Center researchers are about to launch their first-in-human clinical trial in melanoma patients using this first-of-its-kind inorganic nanoparticle to be approved as a drug. "This is a very exciting and important first step for this new particle technology that we hope will ultimately lead to significant improvements in patient outcomes and prognoses for a number of different cancers," said Michelle Bradbury, MD, PhD, a clinician-scientist on Memorial Sloan-Kettering's Neuroradiology Service and an assistant professor of radiology at Weill Cornell Medical College, who is the lead investigator of the study, along with Snehal Patel, MD, a surgeon on Memorial Sloan-Kettering's Head and Neck Service, who is a co-principal investigator.

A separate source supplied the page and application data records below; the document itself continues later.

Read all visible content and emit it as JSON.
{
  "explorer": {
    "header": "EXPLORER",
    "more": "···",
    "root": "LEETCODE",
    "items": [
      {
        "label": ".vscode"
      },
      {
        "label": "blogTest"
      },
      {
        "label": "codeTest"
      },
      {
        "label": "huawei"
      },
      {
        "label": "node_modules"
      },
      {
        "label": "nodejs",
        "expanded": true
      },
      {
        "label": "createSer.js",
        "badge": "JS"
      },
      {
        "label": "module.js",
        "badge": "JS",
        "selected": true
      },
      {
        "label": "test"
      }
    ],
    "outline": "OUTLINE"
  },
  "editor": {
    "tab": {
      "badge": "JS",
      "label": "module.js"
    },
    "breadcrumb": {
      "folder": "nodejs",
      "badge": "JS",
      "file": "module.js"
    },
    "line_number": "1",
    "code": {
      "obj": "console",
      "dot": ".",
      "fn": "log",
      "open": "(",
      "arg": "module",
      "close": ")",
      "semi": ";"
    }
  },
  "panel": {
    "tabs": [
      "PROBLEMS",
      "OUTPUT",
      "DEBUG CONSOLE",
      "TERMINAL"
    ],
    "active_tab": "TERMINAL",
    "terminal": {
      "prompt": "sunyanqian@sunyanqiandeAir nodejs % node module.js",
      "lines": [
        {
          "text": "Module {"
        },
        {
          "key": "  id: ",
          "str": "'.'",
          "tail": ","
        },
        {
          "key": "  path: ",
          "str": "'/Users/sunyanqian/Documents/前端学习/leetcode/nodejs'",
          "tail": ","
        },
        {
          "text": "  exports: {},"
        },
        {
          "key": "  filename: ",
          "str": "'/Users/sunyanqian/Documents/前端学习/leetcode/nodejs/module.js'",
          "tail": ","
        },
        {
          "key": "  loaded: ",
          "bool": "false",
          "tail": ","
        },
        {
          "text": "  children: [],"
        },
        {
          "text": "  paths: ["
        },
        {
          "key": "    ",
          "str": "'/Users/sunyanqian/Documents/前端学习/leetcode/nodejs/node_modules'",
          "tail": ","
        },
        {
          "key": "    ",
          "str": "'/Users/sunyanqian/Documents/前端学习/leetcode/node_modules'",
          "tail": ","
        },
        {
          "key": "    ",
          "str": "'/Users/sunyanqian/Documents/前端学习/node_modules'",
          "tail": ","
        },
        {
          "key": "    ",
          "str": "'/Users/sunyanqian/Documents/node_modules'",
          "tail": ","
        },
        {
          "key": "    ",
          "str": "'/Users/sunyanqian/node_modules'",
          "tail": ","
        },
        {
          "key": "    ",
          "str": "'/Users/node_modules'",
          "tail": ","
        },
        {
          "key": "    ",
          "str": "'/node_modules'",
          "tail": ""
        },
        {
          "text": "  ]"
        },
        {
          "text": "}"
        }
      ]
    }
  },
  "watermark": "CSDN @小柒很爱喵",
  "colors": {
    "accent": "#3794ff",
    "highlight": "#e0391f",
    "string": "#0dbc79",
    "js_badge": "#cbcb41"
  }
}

Cornell dots, or C dots, were initially developed as optical probes at Cornell University, Ithaca, by Ulrich Wiesner, PhD, a professor of materials science and engineering who, along with Hybrid Silica Technologies, Inc., the supplier of C dots, has spent the past eight years precisely engineering these particles. C dots were subsequently modified at Memorial Sloan-Kettering for use in PET imaging. C dots are tiny silica spheres that contain dye that glows three times more brightly than simple free dyes when excited by light of a specific wavelength. C dots can "light up" cancer cells, and act as tumor tracers for tracking the movement of cells and assisting in the optical diagnosis of tumors near the skin surface. The attachment of a radioactive label produces a new generation of multimodal (PET-optical) particle probes that additionally enable deeper detection, imaging, and monitoring of drug delivery using three-dimensional PET techniques.